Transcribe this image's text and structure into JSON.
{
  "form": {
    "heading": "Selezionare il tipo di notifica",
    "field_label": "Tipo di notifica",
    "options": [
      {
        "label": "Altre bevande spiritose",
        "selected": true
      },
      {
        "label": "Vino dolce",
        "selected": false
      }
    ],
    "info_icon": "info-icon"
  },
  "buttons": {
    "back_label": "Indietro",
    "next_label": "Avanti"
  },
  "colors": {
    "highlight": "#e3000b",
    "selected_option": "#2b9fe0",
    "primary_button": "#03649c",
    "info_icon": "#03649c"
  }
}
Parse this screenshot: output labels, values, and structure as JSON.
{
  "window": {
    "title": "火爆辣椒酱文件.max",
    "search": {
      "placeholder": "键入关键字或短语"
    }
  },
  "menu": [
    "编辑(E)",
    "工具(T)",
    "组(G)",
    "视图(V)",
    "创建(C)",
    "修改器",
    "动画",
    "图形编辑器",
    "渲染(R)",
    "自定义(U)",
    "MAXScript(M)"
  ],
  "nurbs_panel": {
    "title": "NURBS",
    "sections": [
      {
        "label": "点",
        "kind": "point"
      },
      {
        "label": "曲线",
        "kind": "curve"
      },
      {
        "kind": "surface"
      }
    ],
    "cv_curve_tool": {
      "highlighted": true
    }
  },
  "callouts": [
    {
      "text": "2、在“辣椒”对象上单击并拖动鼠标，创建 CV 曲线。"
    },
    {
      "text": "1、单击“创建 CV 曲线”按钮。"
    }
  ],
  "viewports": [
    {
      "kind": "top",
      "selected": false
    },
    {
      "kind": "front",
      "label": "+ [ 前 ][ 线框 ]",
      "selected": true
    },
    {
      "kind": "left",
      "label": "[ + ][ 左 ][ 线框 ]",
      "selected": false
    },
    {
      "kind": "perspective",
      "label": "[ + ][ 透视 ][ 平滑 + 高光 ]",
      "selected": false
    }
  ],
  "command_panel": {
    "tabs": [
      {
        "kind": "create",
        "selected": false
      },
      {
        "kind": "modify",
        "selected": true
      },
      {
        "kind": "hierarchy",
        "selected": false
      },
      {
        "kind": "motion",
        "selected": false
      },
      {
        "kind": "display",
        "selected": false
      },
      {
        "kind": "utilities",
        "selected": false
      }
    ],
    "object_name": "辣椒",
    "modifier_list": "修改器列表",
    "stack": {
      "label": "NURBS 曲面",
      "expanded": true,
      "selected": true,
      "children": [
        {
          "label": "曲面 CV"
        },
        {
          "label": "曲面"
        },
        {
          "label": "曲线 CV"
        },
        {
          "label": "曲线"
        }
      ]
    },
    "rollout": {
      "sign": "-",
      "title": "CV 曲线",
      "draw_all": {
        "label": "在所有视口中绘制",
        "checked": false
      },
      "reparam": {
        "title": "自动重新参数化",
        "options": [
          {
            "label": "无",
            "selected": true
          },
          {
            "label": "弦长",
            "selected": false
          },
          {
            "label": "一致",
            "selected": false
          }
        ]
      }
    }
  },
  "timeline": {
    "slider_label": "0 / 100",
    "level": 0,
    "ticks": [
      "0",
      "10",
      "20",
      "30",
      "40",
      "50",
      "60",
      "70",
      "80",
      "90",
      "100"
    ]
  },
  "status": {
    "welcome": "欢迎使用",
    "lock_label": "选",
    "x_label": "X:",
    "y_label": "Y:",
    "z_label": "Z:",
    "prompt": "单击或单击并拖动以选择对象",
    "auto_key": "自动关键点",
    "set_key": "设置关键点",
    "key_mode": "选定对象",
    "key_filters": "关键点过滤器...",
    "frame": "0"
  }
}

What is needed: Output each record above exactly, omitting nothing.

Solution to the exercise:
Transcribe this image's text and structure into JSON.
{
  "form": {
    "heading": "Selezionare il tipo di notifica",
    "field_label": "Tipo di notifica",
    "options": [
      {
        "label": "Altre bevande spiritose",
        "selected": true
      },
      {
        "label": "Vino dolce",
        "selected": false
      }
    ],
    "info_icon": "info-icon"
  },
  "buttons": {
    "back_label": "Indietro",
    "next_label": "Avanti"
  },
  "colors": {
    "highlight": "#e3000b",
    "selected_option": "#2b9fe0",
    "primary_button": "#03649c",
    "info_icon": "#03649c"
  }
}
Parse this screenshot: output labels, values, and structure as JSON.
{
  "window": {
    "title": "火爆辣椒酱文件.max",
    "search": {
      "placeholder": "键入关键字或短语"
    }
  },
  "menu": [
    "编辑(E)",
    "工具(T)",
    "组(G)",
    "视图(V)",
    "创建(C)",
    "修改器",
    "动画",
    "图形编辑器",
    "渲染(R)",
    "自定义(U)",
    "MAXScript(M)"
  ],
  "nurbs_panel": {
    "title": "NURBS",
    "sections": [
      {
        "label": "点",
        "kind": "point"
      },
      {
        "label": "曲线",
        "kind": "curve"
      },
      {
        "kind": "surface"
      }
    ],
    "cv_curve_tool": {
      "highlighted": true
    }
  },
  "callouts": [
    {
      "text": "2、在“辣椒”对象上单击并拖动鼠标，创建 CV 曲线。"
    },
    {
      "text": "1、单击“创建 CV 曲线”按钮。"
    }
  ],
  "viewports": [
    {
      "kind": "top",
      "selected": false
    },
    {
      "kind": "front",
      "label": "+ [ 前 ][ 线框 ]",
      "selected": true
    },
    {
      "kind": "left",
      "label": "[ + ][ 左 ][ 线框 ]",
      "selected": false
    },
    {
      "kind": "perspective",
      "label": "[ + ][ 透视 ][ 平滑 + 高光 ]",
      "selected": false
    }
  ],
  "command_panel": {
    "tabs": [
      {
        "kind": "create",
        "selected": false
      },
      {
        "kind": "modify",
        "selected": true
      },
      {
        "kind": "hierarchy",
        "selected": false
      },
      {
        "kind": "motion",
        "selected": false
      },
      {
        "kind": "display",
        "selected": false
      },
      {
        "kind": "utilities",
        "selected": false
      }
    ],
    "object_name": "辣椒",
    "modifier_list": "修改器列表",
    "stack": {
      "label": "NURBS 曲面",
      "expanded": true,
      "selected": true,
      "children": [
        {
          "label": "曲面 CV"
        },
        {
          "label": "曲面"
        },
        {
          "label": "曲线 CV"
        },
        {
          "label": "曲线"
        }
      ]
    },
    "rollout": {
      "sign": "-",
      "title": "CV 曲线",
      "draw_all": {
        "label": "在所有视口中绘制",
        "checked": false
      },
      "reparam": {
        "title": "自动重新参数化",
        "options": [
          {
            "label": "无",
            "selected": true
          },
          {
            "label": "弦长",
            "selected": false
          },
          {
            "label": "一致",
            "selected": false
          }
        ]
      }
    }
  },
  "timeline": {
    "slider_label": "0 / 100",
    "level": 0,
    "ticks": [
      "0",
      "10",
      "20",
      "30",
      "40",
      "50",
      "60",
      "70",
      "80",
      "90",
      "100"
    ]
  },
  "status": {
    "welcome": "欢迎使用",
    "lock_label": "选",
    "x_label": "X:",
    "y_label": "Y:",
    "z_label": "Z:",
    "prompt": "单击或单击并拖动以选择对象",
    "auto_key": "自动关键点",
    "set_key": "设置关键点",
    "key_mode": "选定对象",
    "key_filters": "关键点过滤器...",
    "frame": "0"
  }
}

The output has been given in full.